Lanark 1982
an unofficial Alasdair Gray website

Lanark: a life in four books (1981)

What can I say about Lanark that hasn't been said already? Anthony Burgess, in his list of the 99 greatest novels written in English since 1945, called it the "shattering work of fiction in the modern idiom" that Scotland needed, compared the book itself to James Joyce's Ulysses and proclaimed Alasdair Gray "the best Scottish novelist since Walter Scott". It is hard to understate its importance in the recent renaissance of writing in Scotland.

Worked upon, on and off, for 25 years (chapter 12, with very few differences to what was finally published, was runner-up in a short story competition organised by The Observer, an English newspaper, in 1958) Lanark was eventually published in 1981 by a small Edinburgh-based publisher called Canongate. A publisher to whom Gray has returned several times in his subsequent career. It was immediately seen as a great event in Scotland's literary life. The country's resurgence of literature as something to be proud of, can almost be dated from the moment this novel hit the bookshops. The New Yorker, in 1996, called Gray "the grand old man of the Scottish renaissance", and the editor of The Scottish Novel Since the Seventies says that the 1981 publication of Lanark "detonated a cultural time-bomb which had been ticking away patiently for years".

But enough of its reputation, what of the book itself?

First off, it's a BIG book. Big in ideas, big in reputation, big in ambition and big in weight. At close to 600 pages long, it's certainly the longest of Gray's works and it's not the easiest. Although, being his debut novel, Lanark was many people's introduction to Gray, it is not the one I recommend reading first. If you're the sort of person who isn't going to like Gray's writing, Lanark and 1982 Janine are the books that are most concentrated in their Grayishness. If you aren't sure you're going to like Gray, start with Poor Things or, the one I always lend people (I've lost several copies), the short story collection Unlikely Stories, Mostly.

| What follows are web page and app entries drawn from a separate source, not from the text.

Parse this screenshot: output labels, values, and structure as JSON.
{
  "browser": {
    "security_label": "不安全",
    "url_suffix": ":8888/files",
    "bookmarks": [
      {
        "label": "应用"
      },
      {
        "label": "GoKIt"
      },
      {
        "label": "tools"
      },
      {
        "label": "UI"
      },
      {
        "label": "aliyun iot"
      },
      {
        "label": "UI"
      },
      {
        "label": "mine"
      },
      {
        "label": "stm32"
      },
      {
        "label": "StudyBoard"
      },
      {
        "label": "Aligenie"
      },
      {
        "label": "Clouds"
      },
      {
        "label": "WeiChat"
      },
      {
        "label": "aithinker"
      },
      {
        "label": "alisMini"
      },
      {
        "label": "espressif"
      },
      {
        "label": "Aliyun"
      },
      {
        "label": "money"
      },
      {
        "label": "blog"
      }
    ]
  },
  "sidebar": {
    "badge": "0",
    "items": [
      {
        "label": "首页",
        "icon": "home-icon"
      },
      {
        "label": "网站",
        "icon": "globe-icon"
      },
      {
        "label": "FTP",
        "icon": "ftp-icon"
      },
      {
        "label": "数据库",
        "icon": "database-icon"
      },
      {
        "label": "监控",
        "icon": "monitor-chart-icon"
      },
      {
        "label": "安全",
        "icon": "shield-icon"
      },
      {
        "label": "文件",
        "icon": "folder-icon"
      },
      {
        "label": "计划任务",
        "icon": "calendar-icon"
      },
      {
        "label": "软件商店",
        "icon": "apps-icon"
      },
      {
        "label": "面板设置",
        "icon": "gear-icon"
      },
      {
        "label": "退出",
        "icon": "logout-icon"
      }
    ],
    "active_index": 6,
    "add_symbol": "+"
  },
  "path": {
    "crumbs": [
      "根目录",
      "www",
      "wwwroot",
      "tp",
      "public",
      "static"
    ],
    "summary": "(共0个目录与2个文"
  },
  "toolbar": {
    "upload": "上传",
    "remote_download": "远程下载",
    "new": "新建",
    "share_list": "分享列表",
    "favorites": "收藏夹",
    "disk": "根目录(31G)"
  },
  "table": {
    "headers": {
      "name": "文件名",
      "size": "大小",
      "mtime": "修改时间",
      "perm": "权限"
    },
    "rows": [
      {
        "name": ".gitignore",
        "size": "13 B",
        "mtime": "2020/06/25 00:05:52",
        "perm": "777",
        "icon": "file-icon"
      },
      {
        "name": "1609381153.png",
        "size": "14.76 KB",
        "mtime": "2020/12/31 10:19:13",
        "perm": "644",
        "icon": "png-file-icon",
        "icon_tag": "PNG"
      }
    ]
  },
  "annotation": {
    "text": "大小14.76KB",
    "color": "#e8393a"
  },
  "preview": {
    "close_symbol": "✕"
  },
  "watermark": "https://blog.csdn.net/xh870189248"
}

But don't let this put you off Lanark. Like all mountains, you might need to prepare for the climb, but the view from the top takes your breath away.

Lanark defies description. Like Slaughterhouse Five it is both outlandish science-fiction and obvious autobiography, like The Third Policeman it makes use of lengthy footnotes that say absolutely nothing, it begins with book three, has a prologue halfway through, and it includes a long index of plagiarisms in the middle of a discussion between the author and his lead character. Like many difficult books it is probably better appreciated on subsequent readings, but it is likely to grab you from the off. Books 3 and 4 (which you read first and last) are about Lanark, a man who arrives by train in a strange town. Having no name, he takes one from a sepia-tinted tourist-photograph he saw on the compartment wall. The city has no daylight and the inhabitants do no work, living off subsistence-level grants from an unseen power. Many people suffer from oddly symbolic diseases. Lanark develops 'dragonhide', a physical manifestation of Wilhelm Reich's emotional armouring, which smothers his arm in thick heavy scales and claws where his fingers were, one of his friends develops 'mouths' the symptoms of which involves mouths opening like wounds over the body which then speak independently of the sufferer. Lanark commits suicide and comes round in 'The Institute'. The Institute is devoted to curing those it can, but uses the hopeless cases as fuel (dragonhide sufferers eventually 'go nova' if uncured, when their pent-up emotions cause their bodies to explode, which energy is harnessed to power generators) or as food (the glutinous 'softs' are turned into a processed blancmange-like substance which Lanark refuses to eat when he discovers its source). This is only part of the opening book. The novel later trips back to Glasgow just after the war, where we meet Thaw (who it would appear is Lanark in a previous incarnation) for books 2 and 3. I will stop the description here, because it cannot do the book justice.

In the USA, the novel was due to be published 6 months or so after the original UK issue, to use whatever promotion had been garnered. As it happened, management changes at Harpers and Row meant that they were issued at the same time, it was marketed as a straight science-fiction novel in the States and disappeared without trace. In the UK, it remained a cult classic, but began the career of 'Gray, the novelist' and meant that after just a few more books, Gray could live by doing what he wanted, and not what he had to. Along with Unlikely Stories, Mostly it is the only one of Gray's book never to have fallen out of print in the UK, and its status as 'cult classic' seems assured for a while yet. If only Danny Boyle could be pushed into directing the film version, staring Ewan McGregor as Lanark/Thaw, Gray could live a wealthy retirement.

Alasdair Gray's books are sometimes difficult to get hold of. Where they are available, I have included links below to the amazon sites in the UK and the USA. Where a record is on their database, they will usually include links to used-book sellers who can offer the title, even if it is not available direct from amazon themselves.

Special 20th anniversary edition

Alternatively, you can try emailing Morag McAlpine, who can send you a list of available titles. She usually has a variety of out-of-print books, often signed, and also a selection of prints of Gray's artwork, also signed.